> [Working data]:
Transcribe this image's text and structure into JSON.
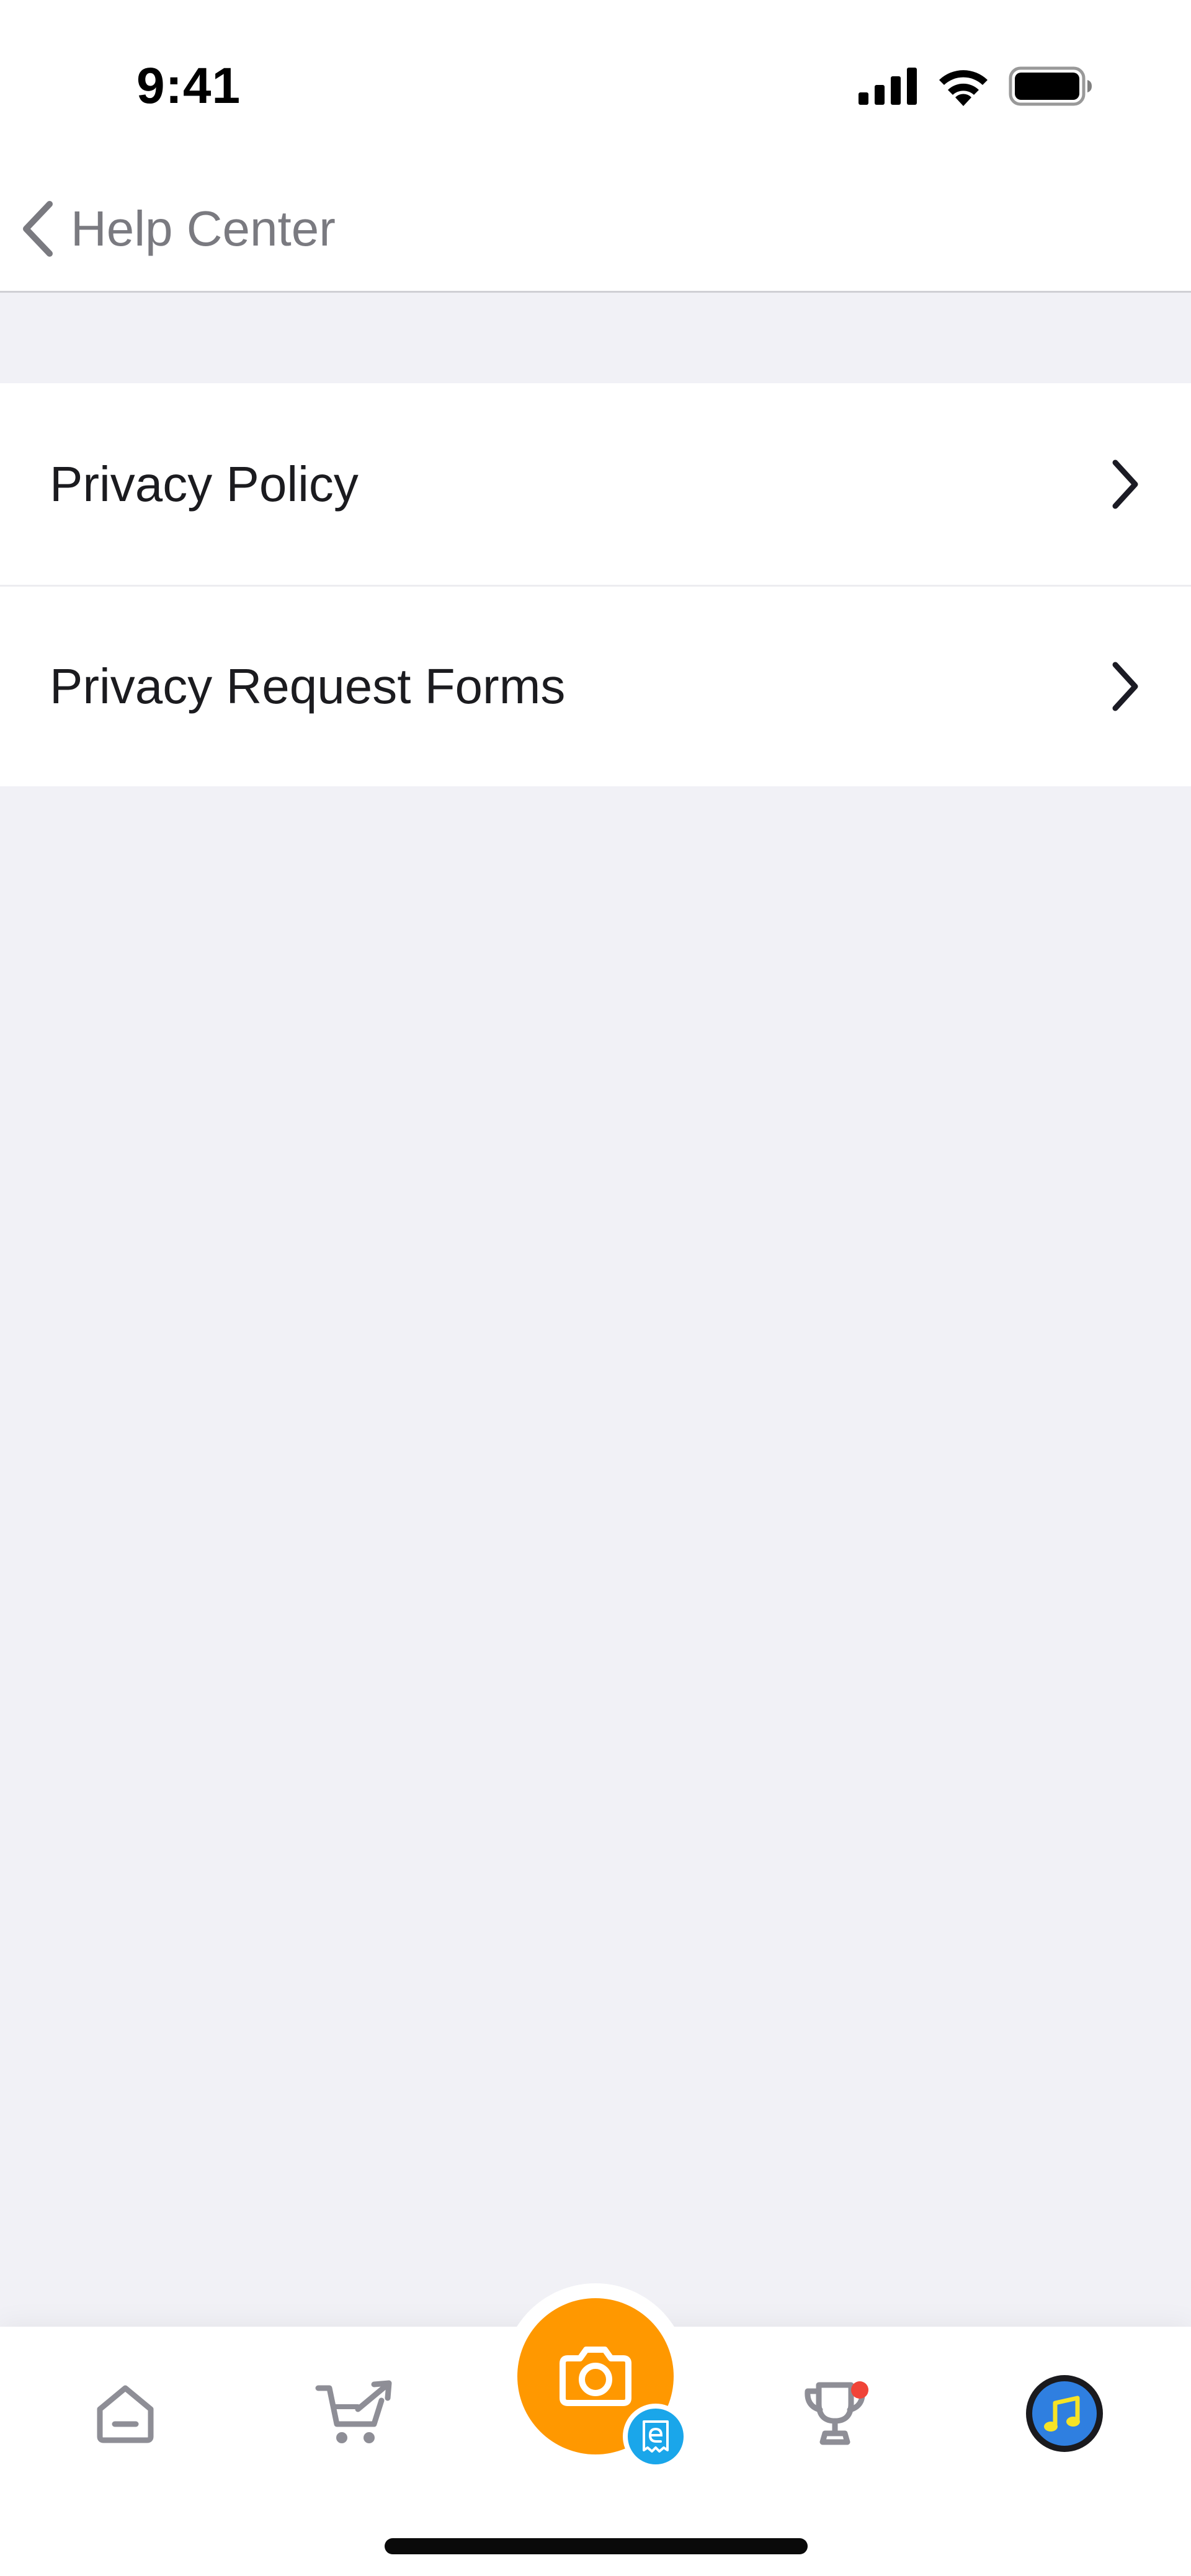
{
  "status_bar": {
    "time": "9:41",
    "icons": [
      "cellular-signal-icon",
      "wifi-icon",
      "battery-icon"
    ]
  },
  "header": {
    "back_label": "Help Center",
    "icon": "chevron-left-icon"
  },
  "list": {
    "items": [
      {
        "label": "Privacy Policy",
        "icon": "chevron-right-icon"
      },
      {
        "label": "Privacy Request Forms",
        "icon": "chevron-right-icon"
      }
    ]
  },
  "tab_bar": {
    "tabs": [
      {
        "icon": "home-icon"
      },
      {
        "icon": "cart-share-icon"
      },
      {
        "icon": "camera-icon",
        "badge_icon": "ereceipt-icon"
      },
      {
        "icon": "trophy-icon",
        "has_notification": true
      },
      {
        "icon": "music-avatar-icon"
      }
    ]
  },
  "colors": {
    "background": "#f1f1f6",
    "accent_orange": "#ff9800",
    "badge_blue": "#1aa6ea",
    "notification_red": "#f04438",
    "icon_gray": "#8e8e96"
  }
}
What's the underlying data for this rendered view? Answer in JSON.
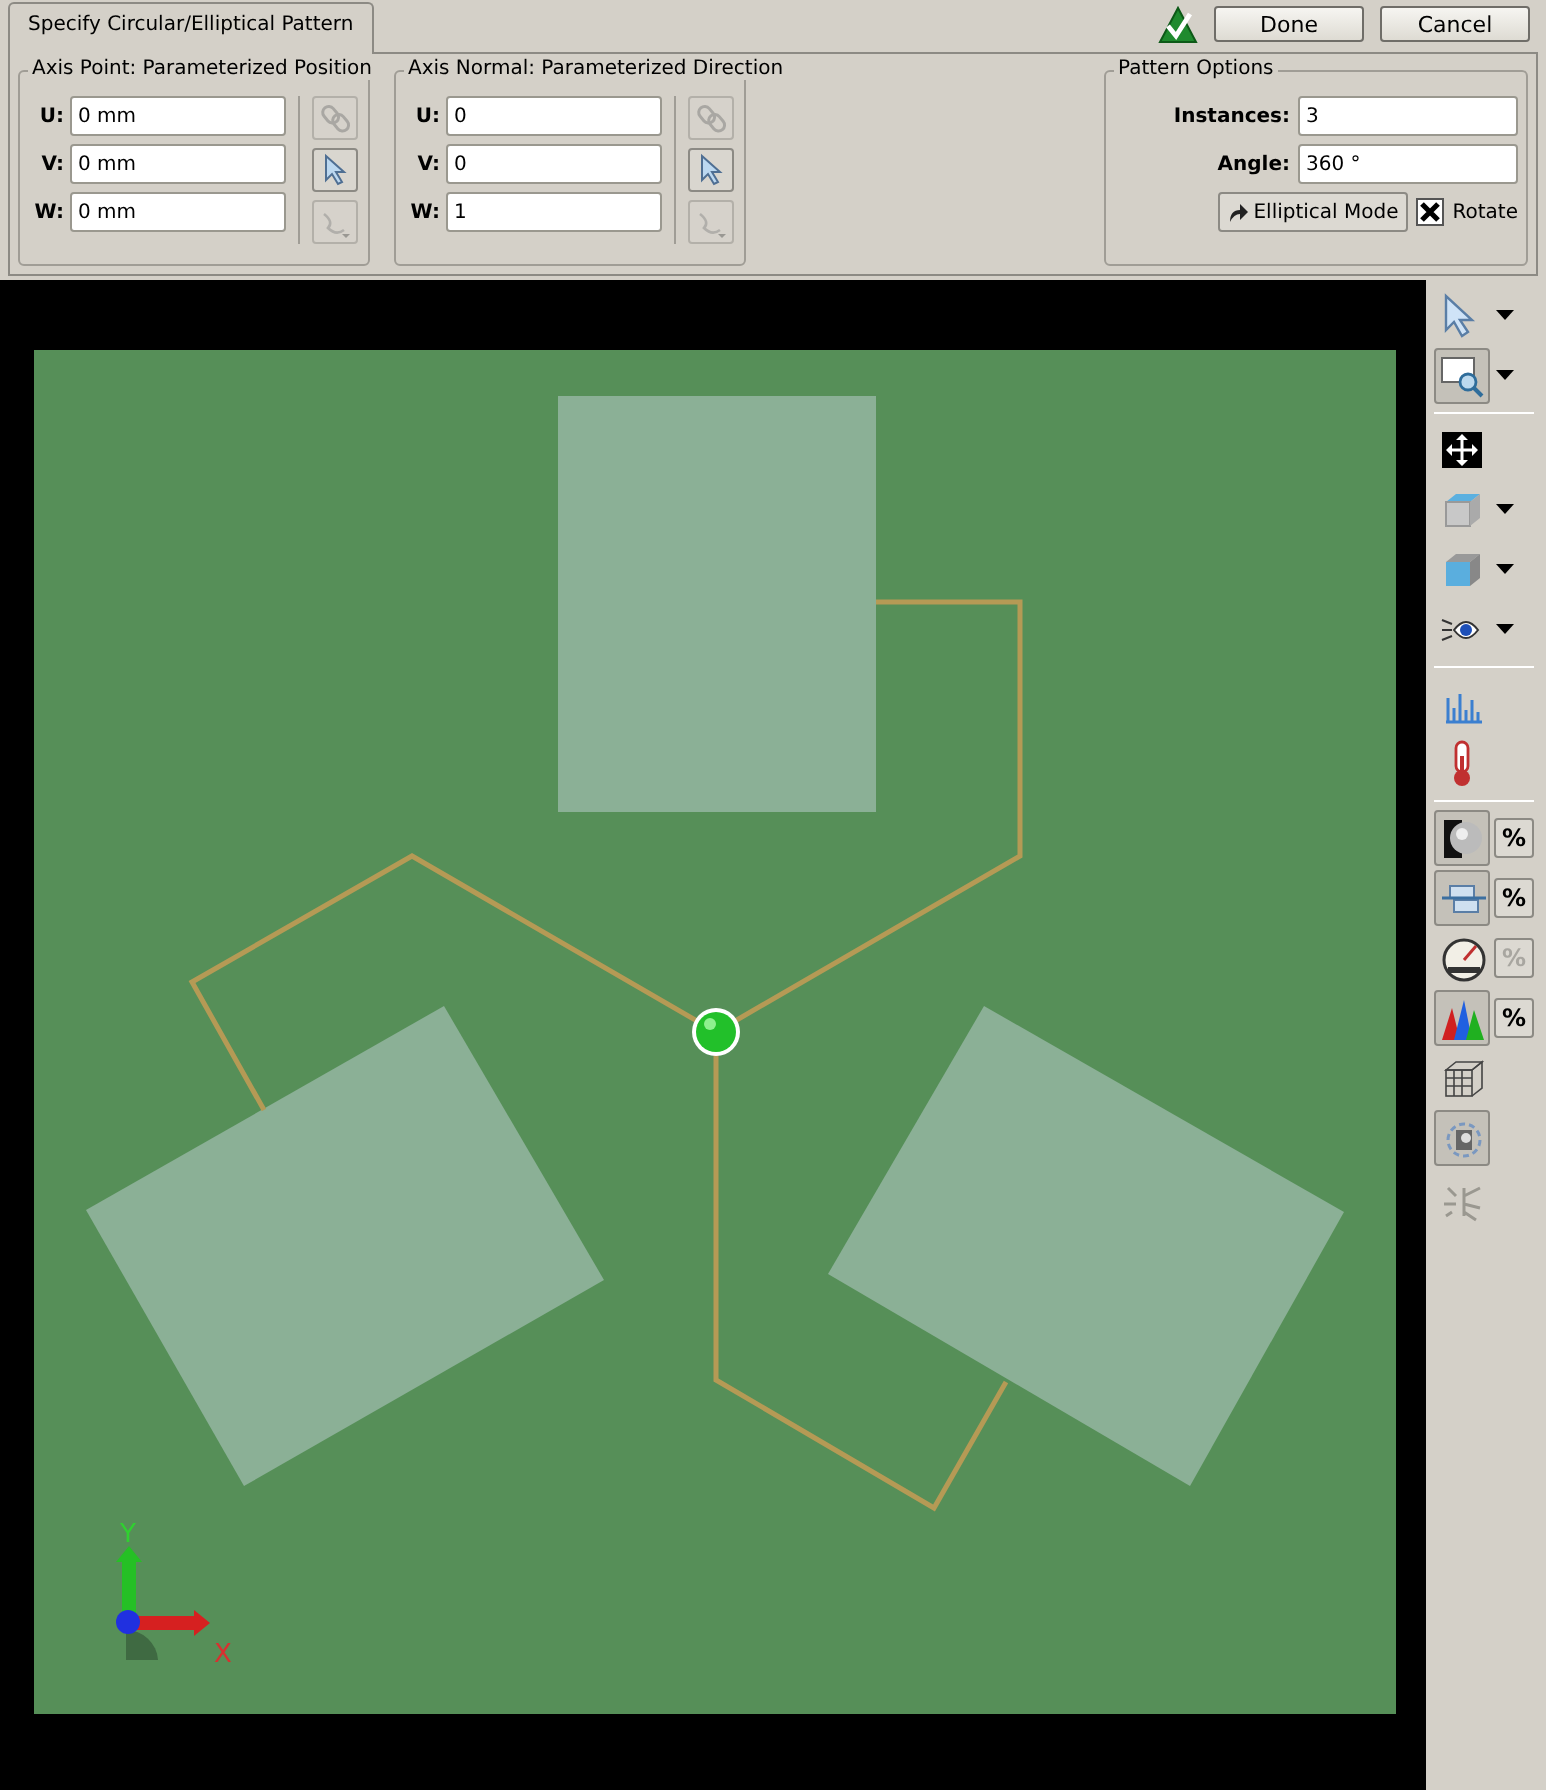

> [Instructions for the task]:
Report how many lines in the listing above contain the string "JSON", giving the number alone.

> [Exercise solution]:
2